White evangelicals were the religious group most supportive of separating children from their families at the border, though a slim majority, and a strong majority of all Americans, opposed the policy, according to a new poll.
A poll about immigration issues released Tuesday by the Washington-based Public Religion Research Institute showed that Americans of every religious stripe opposed the Trump administration's previous policy of separating undocumented immigrant children from their families.
A slim majority of white evangelicals, 51 percent, opposed the policy of treating immigrant parents as lawbreakers and taking their children from them when they enter the country without permission, while 36 percent supported such an approach. The remaining 13 percent expressed no opinion on the matter.
Meanwhile, 60 percent of white mainline Protestants, 74 percent of Catholics, 87 percent of non-white Protestants, and 82 percent of religiously unaffiliated Americans opposed family separation at the border.
Last week amid a firestorm of controversy over the issue, President Donald Trump signed an executive order ending the zero-tolerance policy he enacted in May, which treated everyone who crossed the border as criminals and resulted in family separations due to the 1997 Flores Settlement Agreement. The move will be examined by the courts.
A federal judge on Tuesday ordered the Trump administration to reunify all migrant children under the age of five who were separated from their families within 14 days. All other children must be reunified within 30 days.
The PRRI survey results come as debate intensifies over immigration and the ideological chasm between Republicans and Democrats continues to widen.
"The overwhelming number of Democrats (94%) and a large majority of independents (76%) oppose a policy that treats migrant families as criminals requiring separation of parents and children. Half (50%) of Republicans support a policy of family separation while 40% are opposed to it. Notably, 10% of Republicans express no opinion on the issue," the report read.
Most evangelical leaders who spoke publicly on the issue, including some who serve on Trump's evangelical advisory board, opposed separating migrant children from their families.
Richard Land, president of Southern Evangelical Seminary and a Trump adviser, wrote in an op-ed for The Christian Post: "Our government's policy must never be the separation of children from their parent or parents. If the family is to be detained, they must be detained together in humane conditions. The so-called 'zero-tolerance' policy does not meet American, much less biblical, standards of justice."

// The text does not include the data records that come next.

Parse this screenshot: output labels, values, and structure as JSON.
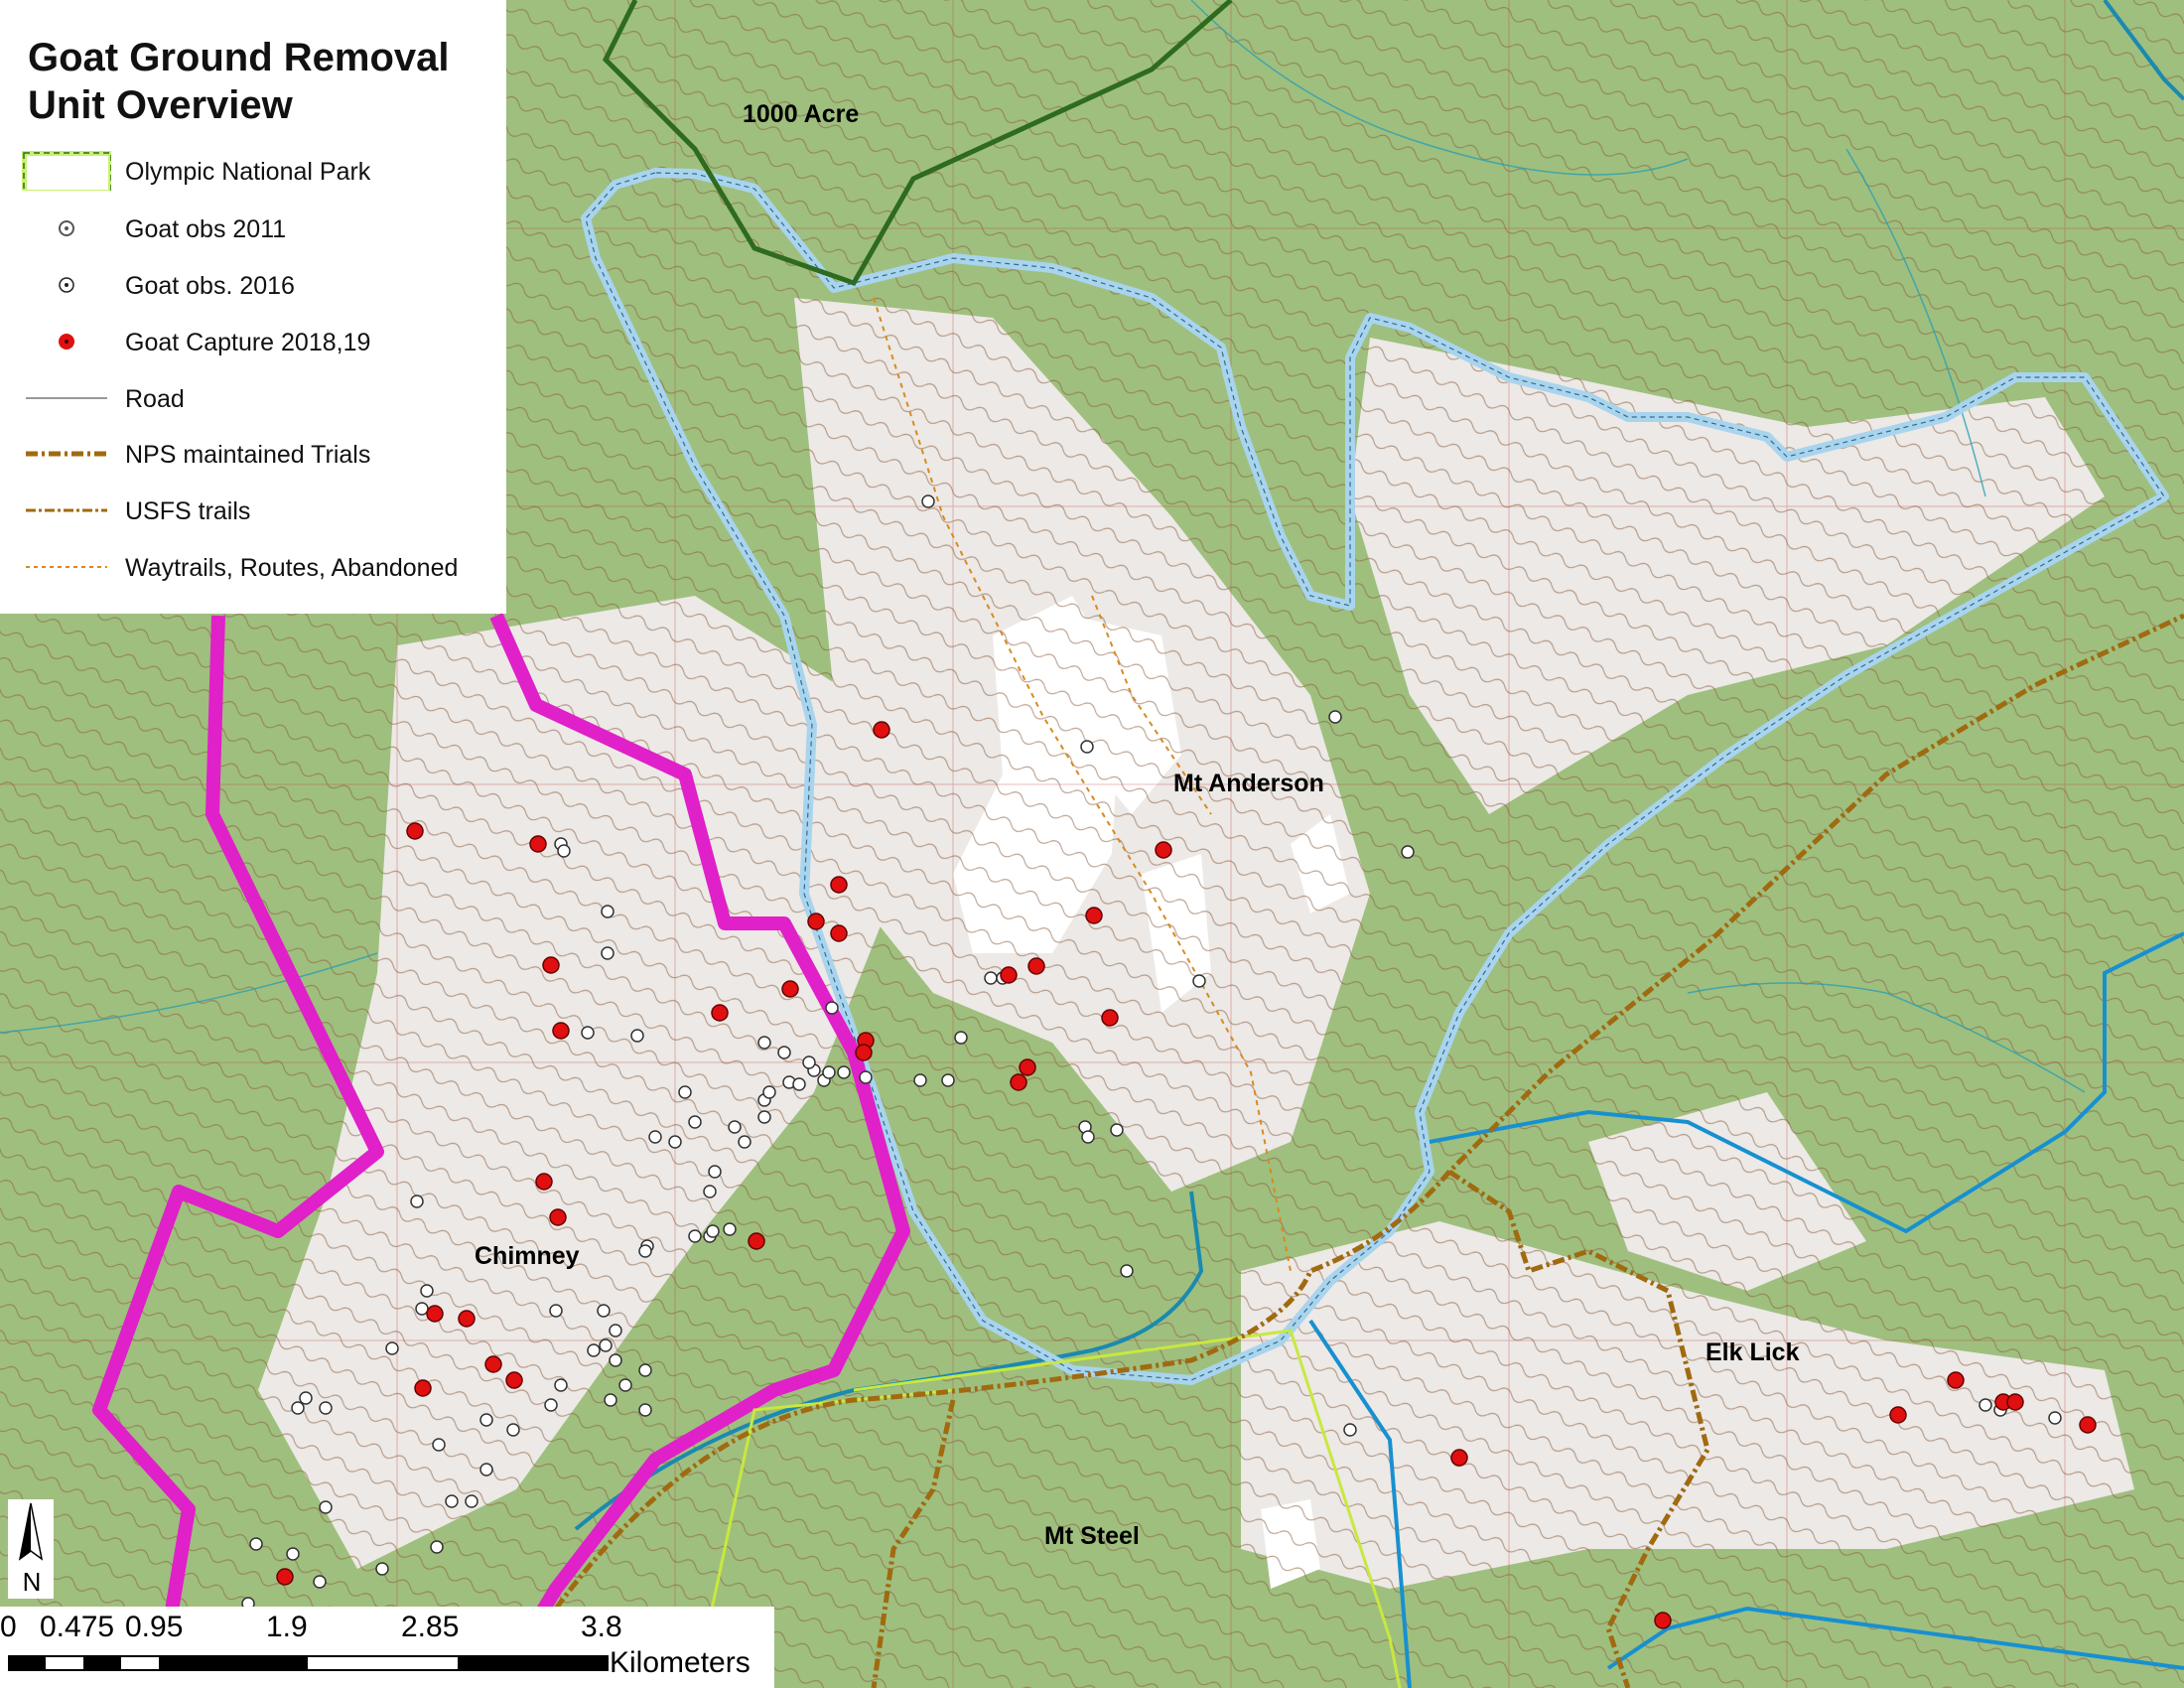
{
  "legend": {
    "title": "Goat Ground Removal Unit Overview",
    "items": [
      {
        "label": "Olympic National Park",
        "symbol": "park-boundary-icon"
      },
      {
        "label": "Goat obs 2011",
        "symbol": "goat-obs-2011-icon"
      },
      {
        "label": "Goat obs. 2016",
        "symbol": "goat-obs-2016-icon"
      },
      {
        "label": "Goat Capture 2018,19",
        "symbol": "goat-capture-icon"
      },
      {
        "label": "Road",
        "symbol": "road-icon"
      },
      {
        "label": "NPS maintained Trials",
        "symbol": "nps-trail-icon"
      },
      {
        "label": "USFS trails",
        "symbol": "usfs-trail-icon"
      },
      {
        "label": "Waytrails, Routes, Abandoned",
        "symbol": "waytrail-icon"
      }
    ]
  },
  "places": {
    "thousand_acre": "1000 Acre",
    "mt_anderson": "Mt Anderson",
    "chimney": "Chimney",
    "elk_lick": "Elk Lick",
    "mt_steel": "Mt Steel"
  },
  "scale": {
    "ticks": [
      "0",
      "0.475",
      "0.95",
      "1.9",
      "2.85",
      "3.8"
    ],
    "units": "Kilometers"
  },
  "north_arrow": {
    "label": "N"
  },
  "colors": {
    "background_green": "#9fbf7e",
    "alpine_white": "#f2f2f2",
    "contour_brown": "#8a5a3c",
    "unit_boundary_blue": "#a8d4ee",
    "park_boundary_magenta": "#e020c8",
    "boundary_dark_green": "#2e6b1e",
    "goat_capture_red": "#e01010",
    "trail_brown": "#a06a10",
    "river_blue": "#1a8ab0"
  }
}
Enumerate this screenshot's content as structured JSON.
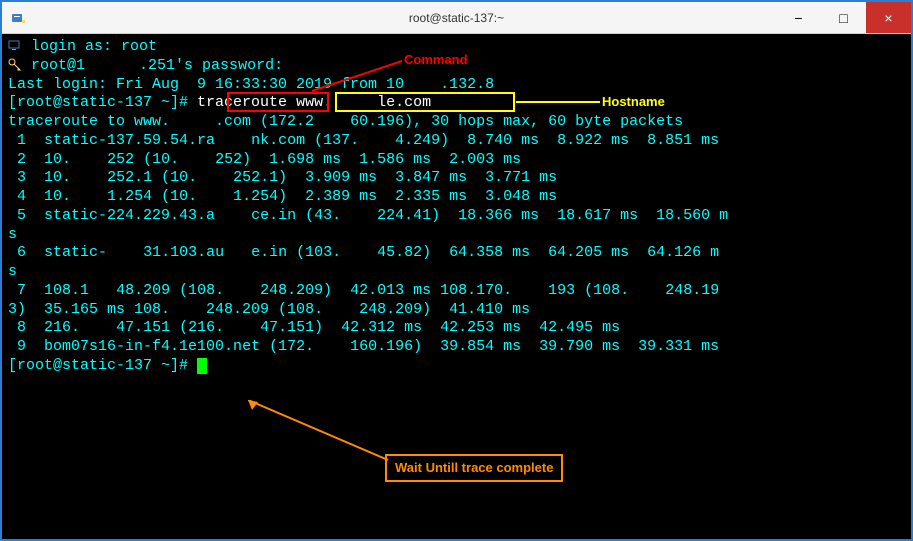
{
  "window": {
    "title": "root@static-137:~"
  },
  "buttons": {
    "min": "−",
    "max": "□",
    "close": "×"
  },
  "annotations": {
    "command": "Command",
    "hostname": "Hostname",
    "wait": "Wait Untill trace complete"
  },
  "terminal": {
    "login_as": "login as: root",
    "password_line_pre": "root@1",
    "password_line_post": ".251's password:",
    "last_login_pre": "Last login: Fri Aug  9 16:33:30 2019 from 10",
    "last_login_post": ".132.8",
    "prompt": "[root@static-137 ~]#",
    "command": "traceroute",
    "host_pre": "www.",
    "host_post": "le.com",
    "trace_head_pre": "traceroute to www.",
    "trace_head_mid": ".com (172.2",
    "trace_head_post": "60.196), 30 hops max, 60 byte packets",
    "hops": [
      {
        "n": " 1",
        "pre": "static-137.59.54.ra",
        "mid": "nk.com (137.",
        "ip2": "4.249)",
        "times": "  8.740 ms  8.922 ms  8.851 ms"
      },
      {
        "n": " 2",
        "pre": "10.",
        "b1": "252 (10.",
        "b2": "252)",
        "times": "  1.698 ms  1.586 ms  2.003 ms"
      },
      {
        "n": " 3",
        "pre": "10.",
        "b1": "252.1 (10.",
        "b2": "252.1)",
        "times": "  3.909 ms  3.847 ms  3.771 ms"
      },
      {
        "n": " 4",
        "pre": "10.",
        "b1": "1.254 (10.",
        "b2": "1.254)",
        "times": "  2.389 ms  2.335 ms  3.048 ms"
      },
      {
        "n": " 5",
        "pre": "static-224.229.43.a",
        "mid": "ce.in (43.",
        "ip2": "224.41)",
        "times": "  18.366 ms  18.617 ms  18.560 m"
      },
      {
        "wrap": "s"
      },
      {
        "n": " 6",
        "pre": "static-",
        "mid": "31.103.au",
        "mid2": "e.in (103.",
        "ip2": "45.82)",
        "times": "  64.358 ms  64.205 ms  64.126 m"
      },
      {
        "wrap": "s"
      },
      {
        "n": " 7",
        "pre": "108.1",
        "mid": "48.209 (108.",
        "ip2": "248.209)",
        "times": "  42.013 ms 108.170.",
        "tail": "193 (108.",
        "tail2": "248.19"
      },
      {
        "wrap2_pre": "3)  35.165 ms 108.",
        "wrap2_mid": "248.209 (108.",
        "wrap2_post": "248.209)  41.410 ms"
      },
      {
        "n": " 8",
        "pre": "216.",
        "mid": "47.151 (216.",
        "ip2": "47.151)",
        "times": "  42.312 ms  42.253 ms  42.495 ms"
      },
      {
        "n": " 9",
        "pre": "bom07s16-in-f4.1e100.net (172.",
        "ip2": "160.196)",
        "times": "  39.854 ms  39.790 ms  39.331 ms"
      }
    ]
  }
}
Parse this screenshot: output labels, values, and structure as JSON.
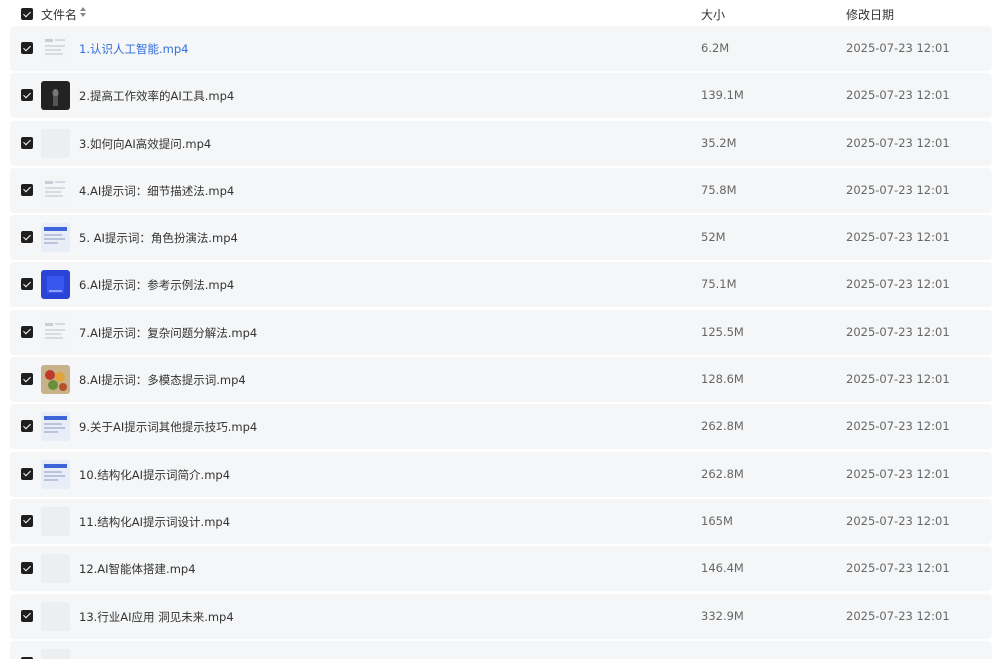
{
  "header": {
    "name_label": "文件名",
    "size_label": "大小",
    "date_label": "修改日期"
  },
  "files": [
    {
      "name": "1.认识人工智能.mp4",
      "size": "6.2M",
      "date": "2025-07-23 12:01",
      "thumb": "doc",
      "active": true
    },
    {
      "name": "2.提高工作效率的AI工具.mp4",
      "size": "139.1M",
      "date": "2025-07-23 12:01",
      "thumb": "dark"
    },
    {
      "name": "3.如何向AI高效提问.mp4",
      "size": "35.2M",
      "date": "2025-07-23 12:01",
      "thumb": "blank"
    },
    {
      "name": "4.AI提示词：细节描述法.mp4",
      "size": "75.8M",
      "date": "2025-07-23 12:01",
      "thumb": "doc"
    },
    {
      "name": "5. AI提示词：角色扮演法.mp4",
      "size": "52M",
      "date": "2025-07-23 12:01",
      "thumb": "blue"
    },
    {
      "name": "6.AI提示词：参考示例法.mp4",
      "size": "75.1M",
      "date": "2025-07-23 12:01",
      "thumb": "blue2"
    },
    {
      "name": "7.AI提示词：复杂问题分解法.mp4",
      "size": "125.5M",
      "date": "2025-07-23 12:01",
      "thumb": "doc"
    },
    {
      "name": "8.AI提示词：多模态提示词.mp4",
      "size": "128.6M",
      "date": "2025-07-23 12:01",
      "thumb": "food"
    },
    {
      "name": "9.关于AI提示词其他提示技巧.mp4",
      "size": "262.8M",
      "date": "2025-07-23 12:01",
      "thumb": "blue"
    },
    {
      "name": "10.结构化AI提示词简介.mp4",
      "size": "262.8M",
      "date": "2025-07-23 12:01",
      "thumb": "blue"
    },
    {
      "name": "11.结构化AI提示词设计.mp4",
      "size": "165M",
      "date": "2025-07-23 12:01",
      "thumb": "blank"
    },
    {
      "name": "12.AI智能体搭建.mp4",
      "size": "146.4M",
      "date": "2025-07-23 12:01",
      "thumb": "blank"
    },
    {
      "name": "13.行业AI应用 洞见未来.mp4",
      "size": "332.9M",
      "date": "2025-07-23 12:01",
      "thumb": "blank"
    }
  ]
}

White evangelicals were also the most likely to support a ban on all refugees entering the country.
"With the exception of white evangelical Protestants, most religious groups oppose laws that would prohibit refugees from coming to the U.S," the report read.
Fifty-five percent of white mainline Protestants, 56 percent of Catholics, 63 percent of non-white Protestants, and 69 percent of religiously unaffiliated Americans oppose a law preventing refugees from entering the United States.
White evangelical Protestants are split on a refugee ban, with as many in 44 percent in favor and 44 percent opposed.
Less than a third of Americans support constructing a wall on the southern border of the United States, a statistic that is slightly down from 36 percent who favored building one last year. The contrast is stark among the parties on this specific issue, with approximately two thirds of Republicans supporting building a border wall, whereas only 27 percent of independents and 7 percent of Democrats concur. 89 percent of Democrats oppose constructing a wall along the U.S.-Mexico border.
The survey also reported on attitudes about the moral standing of America and the example it sets in the world.
"Fewer than half (40%) of the public believes that the U.S. sets a good moral example for the rest of the world. Nearly six in ten (58%) believe we do not. Views have been remarkably stable since 2015 when only 43% of Americans said the U.S. provided a good moral example," the PRRI researchers found.
The poll of 1,018 American adults was conducted June 20-24. Trump announced an end to the policy on the morning of June 20. The margin of error for the full sample is plus or minus 3.6 percentage points.